_DATA RECORDS_:
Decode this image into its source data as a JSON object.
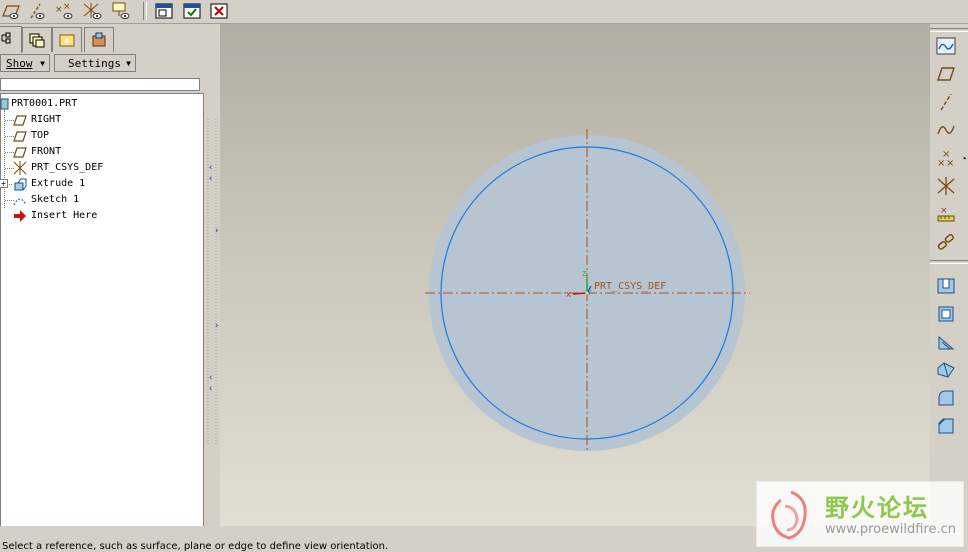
{
  "toolbar": {
    "icons": [
      "plane-visibility-icon",
      "axis-visibility-icon",
      "point-visibility-icon",
      "csys-visibility-icon",
      "annotation-visibility-icon",
      "repaint-icon",
      "orient-ok-icon",
      "cancel-icon"
    ]
  },
  "navigator": {
    "tabs": [
      "model-tree-tab",
      "layers-tab",
      "folder-browser-tab",
      "favorites-tab"
    ],
    "show_label": "Show",
    "settings_label": "Settings"
  },
  "model_tree": {
    "items": [
      {
        "label": "PRT0001.PRT",
        "icon": "part-icon"
      },
      {
        "label": "RIGHT",
        "icon": "datum-plane-icon"
      },
      {
        "label": "TOP",
        "icon": "datum-plane-icon"
      },
      {
        "label": "FRONT",
        "icon": "datum-plane-icon"
      },
      {
        "label": "PRT_CSYS_DEF",
        "icon": "csys-icon"
      },
      {
        "label": "Extrude 1",
        "icon": "extrude-icon"
      },
      {
        "label": "Sketch 1",
        "icon": "sketch-icon"
      },
      {
        "label": "Insert Here",
        "icon": "insert-arrow-icon"
      }
    ]
  },
  "viewport": {
    "csys_label": "PRT_CSYS_DEF",
    "x_label": "X",
    "y_label": "Y",
    "z_label": "Z"
  },
  "right_toolbar": {
    "icons": [
      "sketch-tool-icon",
      "datum-plane-tool-icon",
      "datum-axis-tool-icon",
      "datum-curve-tool-icon",
      "datum-point-tool-icon",
      "csys-tool-icon",
      "analysis-tool-icon",
      "chain-tool-icon",
      "hole-tool-icon",
      "shell-tool-icon",
      "rib-tool-icon",
      "draft-tool-icon",
      "round-tool-icon",
      "chamfer-tool-icon"
    ]
  },
  "status": {
    "message": "Select a reference, such as surface, plane or edge to define view orientation."
  },
  "watermark": {
    "title": "野火论坛",
    "url": "www.proewildfire.cn"
  },
  "colors": {
    "viewport_top": "#b1ada4",
    "viewport_bottom": "#e1dfd3",
    "part_fill": "#b6c5d1",
    "edge_blue": "#1b7be0",
    "datum_brown": "#a4521e"
  }
}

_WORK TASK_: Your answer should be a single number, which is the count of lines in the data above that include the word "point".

_THE ANSWER_: 2